== Data for review

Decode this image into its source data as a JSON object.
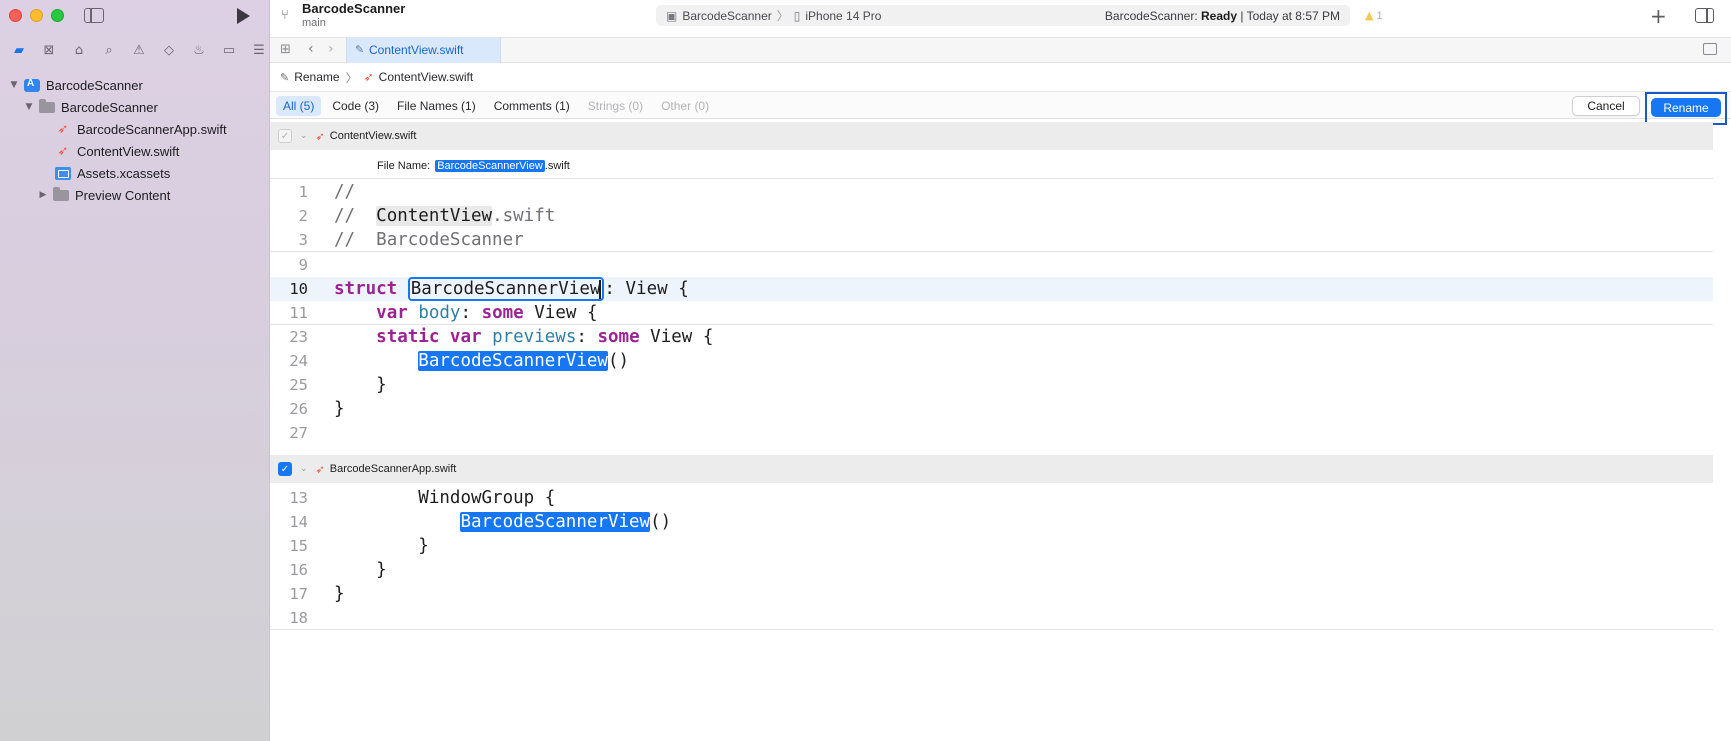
{
  "window": {
    "project_name": "BarcodeScanner",
    "branch": "main",
    "scheme_target": "BarcodeScanner",
    "scheme_device": "iPhone 14 Pro",
    "status_prefix": "BarcodeScanner:",
    "status_state": "Ready",
    "status_time": "| Today at 8:57 PM",
    "warning_count": "1",
    "add_label": "+"
  },
  "navigator": {
    "tree": [
      {
        "label": "BarcodeScanner",
        "type": "project",
        "expanded": true
      },
      {
        "label": "BarcodeScanner",
        "type": "folder",
        "expanded": true
      },
      {
        "label": "BarcodeScannerApp.swift",
        "type": "swift"
      },
      {
        "label": "ContentView.swift",
        "type": "swift"
      },
      {
        "label": "Assets.xcassets",
        "type": "assets"
      },
      {
        "label": "Preview Content",
        "type": "folder",
        "expanded": false
      }
    ]
  },
  "tabbar": {
    "active_tab": "ContentView.swift"
  },
  "breadcrumb": {
    "root": "Rename",
    "file": "ContentView.swift"
  },
  "filters": [
    {
      "label": "All (5)",
      "state": "active"
    },
    {
      "label": "Code (3)",
      "state": "normal"
    },
    {
      "label": "File Names (1)",
      "state": "normal"
    },
    {
      "label": "Comments (1)",
      "state": "normal"
    },
    {
      "label": "Strings (0)",
      "state": "disabled"
    },
    {
      "label": "Other (0)",
      "state": "disabled"
    }
  ],
  "actions": {
    "cancel": "Cancel",
    "rename": "Rename"
  },
  "files": [
    {
      "name": "ContentView.swift",
      "checked": false,
      "file_name_label": "File Name:",
      "file_name_new": "BarcodeScannerView",
      "file_name_ext": ".swift"
    },
    {
      "name": "BarcodeScannerApp.swift",
      "checked": true
    }
  ],
  "code": {
    "comment_marker": "//",
    "old_name": "ContentView",
    "old_name_ext": ".swift",
    "project_comment": "BarcodeScanner",
    "new_name": "BarcodeScannerView",
    "kw_struct": "struct",
    "kw_var": "var",
    "kw_some": "some",
    "kw_static": "static",
    "prop_body": "body",
    "prop_previews": "previews",
    "type_view": "View",
    "window_group": "WindowGroup",
    "open_brace": "{",
    "close_brace": "}",
    "call_parens": "()",
    "colon": ":",
    "line_numbers_a": [
      "1",
      "2",
      "3",
      "9",
      "10",
      "11",
      "23",
      "24",
      "25",
      "26",
      "27"
    ],
    "line_numbers_b": [
      "13",
      "14",
      "15",
      "16",
      "17",
      "18"
    ]
  },
  "colors": {
    "accent": "#1676f3",
    "keyword": "#9b2393",
    "property": "#2f7fa3",
    "swift_icon": "#f05138"
  }
}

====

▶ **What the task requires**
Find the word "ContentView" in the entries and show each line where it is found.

▶ **Written reply**
        "label": "ContentView.swift",
    "active_tab": "ContentView.swift"
    "file": "ContentView.swift"
      "name": "ContentView.swift",
    "old_name": "ContentView",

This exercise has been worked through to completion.